McALLEN — The trial of a state judge accused of bribery could take place later this year.
That news comes after counsel for Judge Rodolfo “Rudy” Delgado filed for a continuance Monday that would take the trial to late August at the earliest.
Citing “voluminous documents and recordings,” of discovery to sift through, Delgado’s attorney, Michael W. McCrum filed a motion for continuance in his client’s federal bribery trial — currently set for a month from now, records show.
“… The government provided six computer disks of discovery, containing voluminous documents and recordings,” the motion states.
In the motion, McCrum makes mention of the government’s plan to provide more documents of discovery this week.
“Government counsel indicated that undersigned counsel should expect this second production of discovery also to be voluminous.”
Representatives for the government also noted a superseding indictment is “possible,” the motion states.
McCrum noted he would be tied up in separate trials in the months of May, June, July and August, and asked the court to consider a new trial setting for his client on Aug. 27, Sept. 10 or Oct. 1, court records show.
“Because of all of the above factors, government counsel and undersigned counsel are in agreement that a request to continue the trial setting is appropriate,” the motion filed Monday states.
It was just a month ago that a Houston grand jury returned a six-count indictment against Delgado, alleging that the longtime judge took bribes on at least three different occasions.
Delgado faces three counts of federal program bribery and three counts of violating the travel act, according to the indictment.
The indictment outlines three incidents in which Delgado took bribes in exchange for a favorable decision for the client of a local attorney.
In the first incident, Delgado solicited and accepted cash from an attorney in a case involving a federal program. Delgado allegedly ordered the client’s arrest in June 2016 after that person failed to meet the conditions of their release, but an arrest was not made until December 2016.
After the arrest, the attorney “paid Delgado approximately $260 in U.S. currency in exchange for Delgado’s agreement to release (the client) on a personal bond,” the indictment reads.
In a second incident, the judge is alleged to have taken a bribe in exchange for granting a lawyer’s client a personal bond and his release from jail, the court record states.

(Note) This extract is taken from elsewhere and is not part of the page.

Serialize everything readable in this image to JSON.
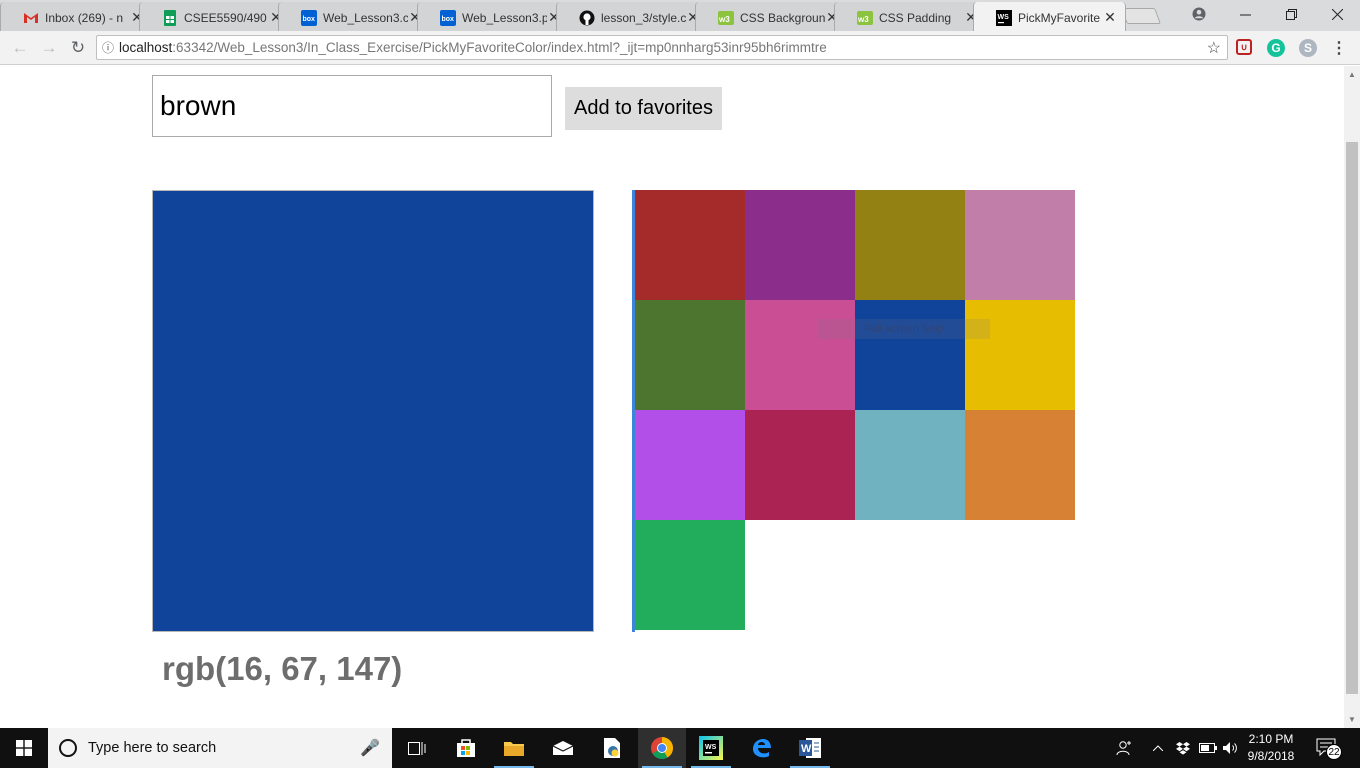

The last alleged bribe, where more than $5,000 was given to Delgado, took place in January of this year.
Following the indictment, the State Commission on Judicial Conduct suspended Delgado without pay until further notice from the commission.

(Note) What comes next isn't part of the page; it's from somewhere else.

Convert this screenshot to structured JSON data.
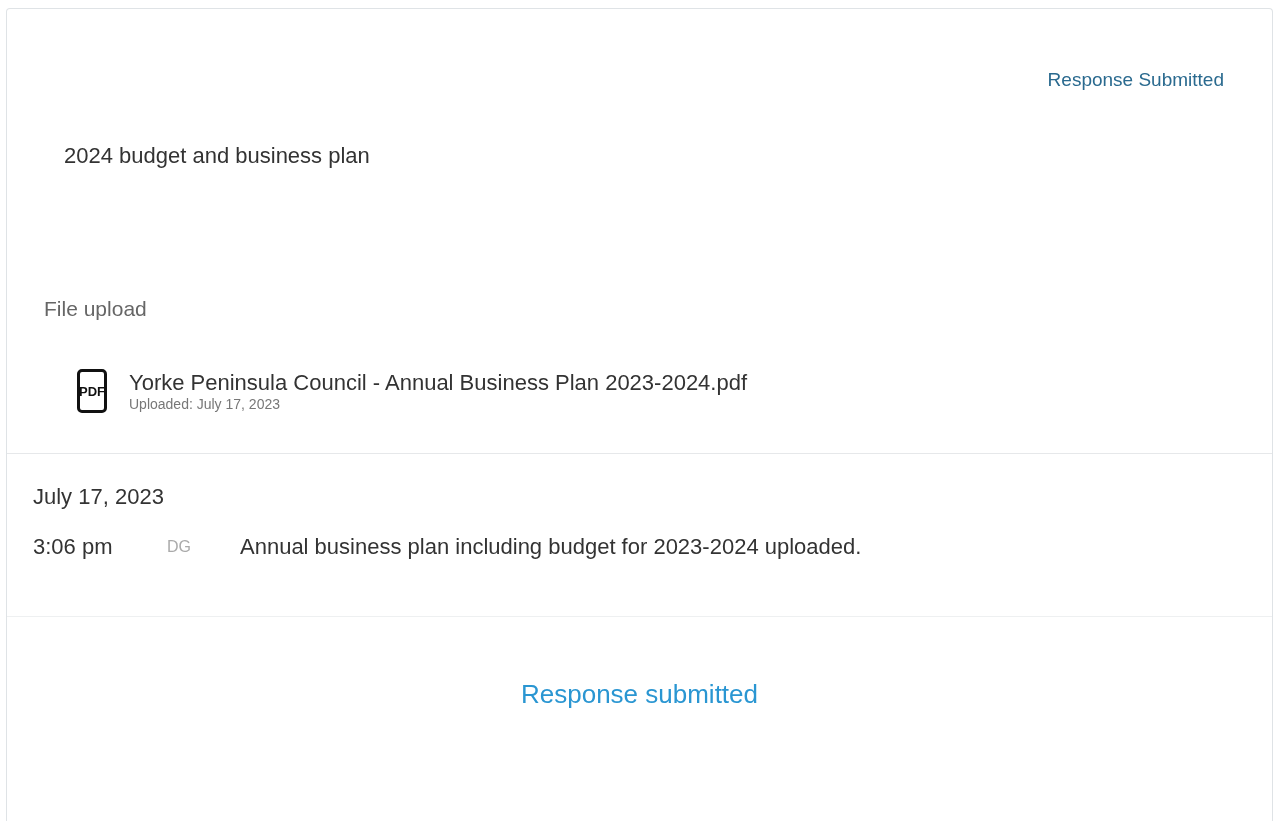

The 64-year-old Edinburg resident, who has been free on a $100,000 bond since his initial appearance in McAllen federal court in early February, was expected to be arraigned March 9 in Houston before U.S. Magistrate Judge Christina A. Bryan but Delgado pleaded not guilty in a motion filed March 5 and did not appear before the court, court records show.

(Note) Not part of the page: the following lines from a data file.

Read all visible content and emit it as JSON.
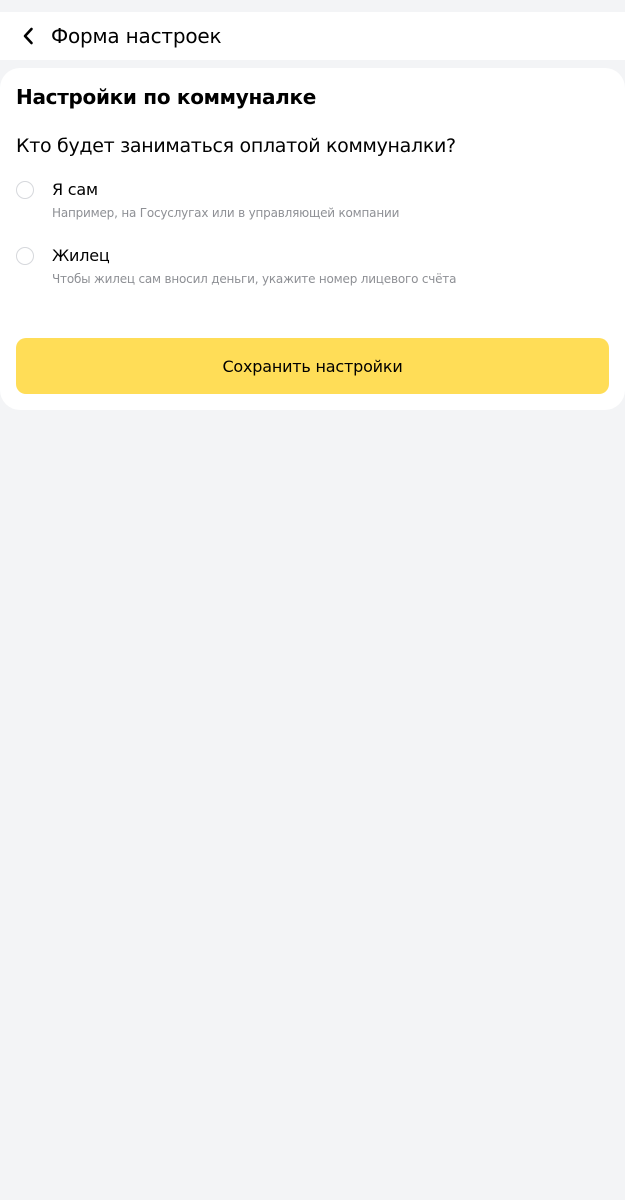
{
  "header": {
    "back_icon": "chevron-left-icon",
    "title": "Форма настроек"
  },
  "form": {
    "title": "Настройки по коммуналке",
    "question": "Кто будет заниматься оплатой коммуналки?",
    "options": [
      {
        "label": "Я сам",
        "hint": "Например, на Госуслугах или в управляющей компании",
        "selected": false
      },
      {
        "label": "Жилец",
        "hint": "Чтобы жилец сам вносил деньги, укажите номер лицевого счёта",
        "selected": false
      }
    ],
    "save_label": "Сохранить настройки"
  },
  "colors": {
    "background": "#f3f4f6",
    "card": "#ffffff",
    "accent_button": "#ffdd57",
    "hint_text": "#8e9095",
    "radio_border": "#d6d8dc"
  }
}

If convicted of the bribery charges, Delgado faces a maximum of 10 years in federal prison and up to $250,000 in fines.
Delgado’s trial, once set, is expected to take about a week to complete, the record states.
A decision from the court on the motion for continuance is expected later this week.